It is good to know that even in this messed-up universe they have a place for sketchy motels with cash-only signs and a strict
ask me no questions
vibe hovering over the check-in. Without the show-me pass that Olivia now knows is so vital to functioning over here, she didn’t know how far she would get after she slipped from her pursuers. But a swift stick-em-up outside an ATM had at least put money in her pocket, and although the faces are different, the persuasive power behind a dirty wad of bills is just as strong here as it is back home.
Olivia closes the blinds, and triple checks than no chink will let light spill into the parking lot outside. She has every lamp in the room switched on, including the bathroom’s, although it keeps the fan automatically whirring and thumping in an offbeat drone. She has a headache, but she can’t really mind. If she goes to sleep—at some point she will need to sleep—Olivia will not wake up in the dark.
The adrenaline is gone, and she can no longer avoid thinking about the fact that she is standing in a dirty room, shaking from exhaustion, and utterly alone in a strange world with no idea of where she will go next. She wants to cry, but thinks she might be too tired to summon the tears.
The thought, why has nobody come? feels like a betrayal, but even Olivia Dunham tires of saving her own self every damn time. It was part of the reason she had her team, wasn’t it? Why she had slowly let herself trust Broyles and Astrid, Walter…Peter. They backed her up and she gave them purpose. But not here. Here, people who look like friends turned away from her with indifference or disgust, utterly unmoved and pitiless as she begged for help. Could it really be so different over here? Had Walter really damaged them that much?

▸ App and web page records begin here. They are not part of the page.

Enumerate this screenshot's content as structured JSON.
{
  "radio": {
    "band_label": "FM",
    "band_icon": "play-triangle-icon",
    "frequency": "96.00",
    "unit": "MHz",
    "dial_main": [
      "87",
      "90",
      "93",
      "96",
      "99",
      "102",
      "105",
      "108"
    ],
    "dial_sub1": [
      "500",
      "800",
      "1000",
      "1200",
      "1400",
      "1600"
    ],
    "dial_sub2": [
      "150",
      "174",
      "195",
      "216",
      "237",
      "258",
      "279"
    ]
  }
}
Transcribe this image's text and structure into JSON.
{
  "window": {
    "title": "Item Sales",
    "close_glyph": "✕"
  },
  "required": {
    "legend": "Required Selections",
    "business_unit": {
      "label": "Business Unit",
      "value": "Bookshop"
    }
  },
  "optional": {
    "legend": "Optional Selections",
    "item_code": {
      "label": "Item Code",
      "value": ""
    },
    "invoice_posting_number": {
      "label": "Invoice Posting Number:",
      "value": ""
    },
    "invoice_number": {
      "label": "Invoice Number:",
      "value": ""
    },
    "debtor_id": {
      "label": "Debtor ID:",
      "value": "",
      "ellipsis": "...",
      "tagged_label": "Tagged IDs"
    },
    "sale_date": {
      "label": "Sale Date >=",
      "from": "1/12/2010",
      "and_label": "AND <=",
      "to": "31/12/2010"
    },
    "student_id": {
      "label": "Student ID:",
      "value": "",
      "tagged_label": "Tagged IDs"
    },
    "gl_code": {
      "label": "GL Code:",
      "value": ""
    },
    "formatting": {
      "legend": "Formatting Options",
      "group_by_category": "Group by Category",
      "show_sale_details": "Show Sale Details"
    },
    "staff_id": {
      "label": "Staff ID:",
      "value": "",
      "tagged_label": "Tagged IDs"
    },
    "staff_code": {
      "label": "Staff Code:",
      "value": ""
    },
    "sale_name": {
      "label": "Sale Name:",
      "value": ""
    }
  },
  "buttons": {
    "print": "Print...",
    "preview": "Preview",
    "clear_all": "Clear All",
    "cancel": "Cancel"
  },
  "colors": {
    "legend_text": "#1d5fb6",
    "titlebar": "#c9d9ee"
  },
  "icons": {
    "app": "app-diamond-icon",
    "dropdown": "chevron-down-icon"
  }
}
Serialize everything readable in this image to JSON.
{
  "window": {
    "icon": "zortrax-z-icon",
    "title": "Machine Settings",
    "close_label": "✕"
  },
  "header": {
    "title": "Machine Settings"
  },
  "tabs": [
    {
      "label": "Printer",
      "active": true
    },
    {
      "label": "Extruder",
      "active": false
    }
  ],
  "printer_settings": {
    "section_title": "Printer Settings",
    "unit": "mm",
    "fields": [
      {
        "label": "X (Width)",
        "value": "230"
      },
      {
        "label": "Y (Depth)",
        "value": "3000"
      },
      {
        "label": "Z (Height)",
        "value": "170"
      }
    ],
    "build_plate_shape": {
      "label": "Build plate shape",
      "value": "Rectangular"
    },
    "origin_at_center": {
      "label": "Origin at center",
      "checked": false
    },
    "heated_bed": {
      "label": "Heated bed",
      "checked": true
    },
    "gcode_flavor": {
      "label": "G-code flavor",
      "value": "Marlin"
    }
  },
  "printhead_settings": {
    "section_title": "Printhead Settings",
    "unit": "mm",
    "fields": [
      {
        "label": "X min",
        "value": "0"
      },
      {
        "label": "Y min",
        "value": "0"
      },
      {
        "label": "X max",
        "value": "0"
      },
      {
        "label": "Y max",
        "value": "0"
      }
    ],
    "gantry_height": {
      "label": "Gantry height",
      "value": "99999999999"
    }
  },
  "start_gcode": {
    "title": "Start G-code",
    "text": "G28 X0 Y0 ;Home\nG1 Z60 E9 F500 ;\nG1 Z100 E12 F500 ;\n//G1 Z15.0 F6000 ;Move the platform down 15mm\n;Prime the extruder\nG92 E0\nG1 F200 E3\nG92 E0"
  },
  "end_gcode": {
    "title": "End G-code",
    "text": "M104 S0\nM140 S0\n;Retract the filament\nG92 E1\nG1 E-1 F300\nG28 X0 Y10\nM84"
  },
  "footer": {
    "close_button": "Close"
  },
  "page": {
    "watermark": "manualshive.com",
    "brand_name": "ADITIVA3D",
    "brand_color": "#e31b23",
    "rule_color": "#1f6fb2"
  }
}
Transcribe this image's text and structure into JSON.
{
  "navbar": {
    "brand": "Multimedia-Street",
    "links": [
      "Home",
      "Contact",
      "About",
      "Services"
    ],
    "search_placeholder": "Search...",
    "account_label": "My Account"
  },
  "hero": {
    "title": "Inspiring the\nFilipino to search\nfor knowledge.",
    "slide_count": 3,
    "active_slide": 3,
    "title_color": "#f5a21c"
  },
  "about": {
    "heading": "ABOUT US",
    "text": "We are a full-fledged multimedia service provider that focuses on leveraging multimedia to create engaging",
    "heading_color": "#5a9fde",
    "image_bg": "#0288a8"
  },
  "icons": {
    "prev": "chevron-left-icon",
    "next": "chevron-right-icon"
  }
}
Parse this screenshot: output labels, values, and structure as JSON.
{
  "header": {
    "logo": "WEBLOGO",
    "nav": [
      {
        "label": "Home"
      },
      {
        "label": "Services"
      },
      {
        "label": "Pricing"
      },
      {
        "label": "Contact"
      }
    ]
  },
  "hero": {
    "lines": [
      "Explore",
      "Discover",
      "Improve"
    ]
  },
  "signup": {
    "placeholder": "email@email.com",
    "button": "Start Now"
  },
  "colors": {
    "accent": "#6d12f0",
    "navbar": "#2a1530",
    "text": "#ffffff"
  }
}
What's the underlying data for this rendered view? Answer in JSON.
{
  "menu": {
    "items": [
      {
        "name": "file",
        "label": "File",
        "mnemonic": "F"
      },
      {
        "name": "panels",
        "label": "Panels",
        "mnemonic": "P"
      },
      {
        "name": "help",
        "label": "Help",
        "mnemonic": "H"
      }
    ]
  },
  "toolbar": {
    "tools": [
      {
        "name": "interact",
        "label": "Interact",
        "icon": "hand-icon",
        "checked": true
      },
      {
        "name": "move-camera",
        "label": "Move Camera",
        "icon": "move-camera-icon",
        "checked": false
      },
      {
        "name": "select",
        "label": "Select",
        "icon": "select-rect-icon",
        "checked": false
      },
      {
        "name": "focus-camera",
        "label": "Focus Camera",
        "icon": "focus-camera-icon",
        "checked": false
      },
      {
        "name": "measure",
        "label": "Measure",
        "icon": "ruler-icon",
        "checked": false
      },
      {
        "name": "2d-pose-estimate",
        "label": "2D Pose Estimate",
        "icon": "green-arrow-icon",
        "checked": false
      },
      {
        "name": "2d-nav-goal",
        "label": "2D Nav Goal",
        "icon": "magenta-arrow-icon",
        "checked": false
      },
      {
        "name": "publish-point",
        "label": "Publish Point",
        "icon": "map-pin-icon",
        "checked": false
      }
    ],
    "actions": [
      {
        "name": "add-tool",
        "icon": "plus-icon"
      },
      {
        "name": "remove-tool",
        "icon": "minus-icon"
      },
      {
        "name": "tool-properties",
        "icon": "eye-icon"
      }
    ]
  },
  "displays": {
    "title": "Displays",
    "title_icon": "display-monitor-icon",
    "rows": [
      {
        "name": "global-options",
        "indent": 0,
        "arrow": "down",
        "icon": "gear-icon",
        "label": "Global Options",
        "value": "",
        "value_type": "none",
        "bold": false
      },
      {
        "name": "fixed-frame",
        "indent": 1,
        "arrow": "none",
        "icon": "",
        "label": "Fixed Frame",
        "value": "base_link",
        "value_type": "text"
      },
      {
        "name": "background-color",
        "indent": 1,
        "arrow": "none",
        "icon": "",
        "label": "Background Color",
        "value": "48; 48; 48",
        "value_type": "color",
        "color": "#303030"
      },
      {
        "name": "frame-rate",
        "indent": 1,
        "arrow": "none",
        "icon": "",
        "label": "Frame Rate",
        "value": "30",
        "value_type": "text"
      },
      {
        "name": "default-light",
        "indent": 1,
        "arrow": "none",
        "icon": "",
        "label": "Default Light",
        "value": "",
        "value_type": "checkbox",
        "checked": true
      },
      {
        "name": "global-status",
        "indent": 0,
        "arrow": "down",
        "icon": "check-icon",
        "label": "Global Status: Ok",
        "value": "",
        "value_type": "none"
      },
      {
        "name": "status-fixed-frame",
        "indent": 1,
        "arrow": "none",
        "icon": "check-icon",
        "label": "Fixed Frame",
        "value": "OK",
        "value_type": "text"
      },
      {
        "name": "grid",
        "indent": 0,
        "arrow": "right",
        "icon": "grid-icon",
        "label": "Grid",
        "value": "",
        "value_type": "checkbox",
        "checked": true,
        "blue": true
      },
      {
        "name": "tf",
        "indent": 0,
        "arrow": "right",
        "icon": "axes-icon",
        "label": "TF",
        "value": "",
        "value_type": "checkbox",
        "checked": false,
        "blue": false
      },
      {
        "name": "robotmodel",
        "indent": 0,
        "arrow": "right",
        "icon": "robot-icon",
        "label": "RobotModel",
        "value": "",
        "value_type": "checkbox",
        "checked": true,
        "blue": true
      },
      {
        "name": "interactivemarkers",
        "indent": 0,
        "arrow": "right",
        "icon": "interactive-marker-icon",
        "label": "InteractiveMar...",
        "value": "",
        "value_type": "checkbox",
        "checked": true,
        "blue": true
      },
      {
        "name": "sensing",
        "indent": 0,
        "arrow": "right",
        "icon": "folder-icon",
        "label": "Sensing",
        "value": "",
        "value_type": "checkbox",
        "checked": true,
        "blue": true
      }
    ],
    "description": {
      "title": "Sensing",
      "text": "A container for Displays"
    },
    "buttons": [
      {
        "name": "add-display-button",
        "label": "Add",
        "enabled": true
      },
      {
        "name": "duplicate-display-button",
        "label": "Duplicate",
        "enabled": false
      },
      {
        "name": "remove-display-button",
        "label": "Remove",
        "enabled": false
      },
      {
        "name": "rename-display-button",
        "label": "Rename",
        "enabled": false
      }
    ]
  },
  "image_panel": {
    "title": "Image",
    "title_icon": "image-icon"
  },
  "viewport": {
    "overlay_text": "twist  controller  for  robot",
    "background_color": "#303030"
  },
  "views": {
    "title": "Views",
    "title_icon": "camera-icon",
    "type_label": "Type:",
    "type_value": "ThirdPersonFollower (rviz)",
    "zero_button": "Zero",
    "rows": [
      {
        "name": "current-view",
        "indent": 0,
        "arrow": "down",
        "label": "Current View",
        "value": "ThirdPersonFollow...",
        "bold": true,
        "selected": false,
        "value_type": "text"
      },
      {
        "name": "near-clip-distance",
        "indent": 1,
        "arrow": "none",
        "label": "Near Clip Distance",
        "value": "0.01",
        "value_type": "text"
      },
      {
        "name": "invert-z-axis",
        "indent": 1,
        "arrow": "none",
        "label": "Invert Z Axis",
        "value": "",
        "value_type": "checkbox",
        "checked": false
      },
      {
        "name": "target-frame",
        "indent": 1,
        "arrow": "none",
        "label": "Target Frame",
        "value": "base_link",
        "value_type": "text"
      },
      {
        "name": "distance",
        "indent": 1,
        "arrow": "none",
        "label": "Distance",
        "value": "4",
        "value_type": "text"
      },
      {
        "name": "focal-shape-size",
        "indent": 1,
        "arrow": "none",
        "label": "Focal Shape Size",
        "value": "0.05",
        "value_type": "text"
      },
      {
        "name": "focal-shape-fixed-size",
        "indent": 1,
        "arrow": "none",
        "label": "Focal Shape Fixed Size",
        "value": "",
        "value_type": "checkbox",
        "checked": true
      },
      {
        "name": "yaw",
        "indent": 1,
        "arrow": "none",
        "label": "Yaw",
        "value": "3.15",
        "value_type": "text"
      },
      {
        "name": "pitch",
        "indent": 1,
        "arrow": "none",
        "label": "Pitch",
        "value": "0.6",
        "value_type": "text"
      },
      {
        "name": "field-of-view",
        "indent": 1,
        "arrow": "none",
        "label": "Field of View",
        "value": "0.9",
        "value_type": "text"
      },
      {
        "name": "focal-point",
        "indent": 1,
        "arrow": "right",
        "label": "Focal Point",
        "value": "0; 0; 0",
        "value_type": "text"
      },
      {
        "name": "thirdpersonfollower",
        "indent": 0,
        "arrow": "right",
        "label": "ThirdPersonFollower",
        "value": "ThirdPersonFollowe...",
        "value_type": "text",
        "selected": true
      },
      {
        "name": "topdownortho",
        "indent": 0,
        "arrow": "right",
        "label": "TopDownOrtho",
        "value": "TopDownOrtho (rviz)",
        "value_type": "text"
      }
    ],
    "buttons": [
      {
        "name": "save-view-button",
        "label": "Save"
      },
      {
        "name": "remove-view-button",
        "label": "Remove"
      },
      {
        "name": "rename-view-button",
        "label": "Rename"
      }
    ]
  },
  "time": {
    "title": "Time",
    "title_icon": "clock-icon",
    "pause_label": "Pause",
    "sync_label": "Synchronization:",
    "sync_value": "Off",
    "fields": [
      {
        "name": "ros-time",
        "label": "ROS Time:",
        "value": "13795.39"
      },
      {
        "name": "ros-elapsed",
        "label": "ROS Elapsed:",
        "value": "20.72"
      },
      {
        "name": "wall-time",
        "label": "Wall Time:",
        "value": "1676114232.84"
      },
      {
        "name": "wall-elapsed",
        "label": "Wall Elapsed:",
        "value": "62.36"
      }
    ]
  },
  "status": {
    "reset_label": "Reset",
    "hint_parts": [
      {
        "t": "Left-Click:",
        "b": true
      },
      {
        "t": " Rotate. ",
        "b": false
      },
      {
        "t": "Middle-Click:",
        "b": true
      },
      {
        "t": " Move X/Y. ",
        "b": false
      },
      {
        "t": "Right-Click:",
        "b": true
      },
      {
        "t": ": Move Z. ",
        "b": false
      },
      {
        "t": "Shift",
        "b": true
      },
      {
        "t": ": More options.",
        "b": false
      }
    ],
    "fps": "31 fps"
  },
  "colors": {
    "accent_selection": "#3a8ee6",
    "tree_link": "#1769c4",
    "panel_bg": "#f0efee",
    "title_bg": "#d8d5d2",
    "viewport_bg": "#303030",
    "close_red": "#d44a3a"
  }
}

Olivia’s headache begins to press against her vision, making everything seem fuzzy-edged and dim. She squints; she thinks even the lights are different here. Not in the same way incandescence and florescence differ at home, but in the very essence of the light they cast. Underneath the constant jarring thump of the fan, she can hear everything thrumming and buzzing in some foreign frequency. It could almost be deafening.
She needs to sleep. As of now, Olivia’s only plan is to move and keep moving until she finds a way to get back home. She will need to be alert, and sharp, and utterly reliant on only herself. With her stolen gun in easy reach between herself and the door, Olivia wraps the worn blanket around her shoulders and slumps in momentary defeat onto the bed. Closing her eyes against everything, she wishes she could forget, just for the moment, how far she is from everything she knows. She can’t, but she promises herself that she will not have to live with it for long.
She starts awake to the all-too-familiar sound of a door being rammed open. Minutes or hours may have gone by, but she doesn’t have time to check as she grabs the gun and inches towards the curtains. Sure enough, Fringe Division trucks crowd the parking lot, as agents rush into the room downstairs she paid for, but at least had the foresight not to stay in. Yet it still shakes her to her core that they were able to find her so quickly this time.
Cursing everything in this world—save the small bathroom window that will just work as an exit—Olivia turns away. They can keep looking. But she’ll be gone by the time they get here.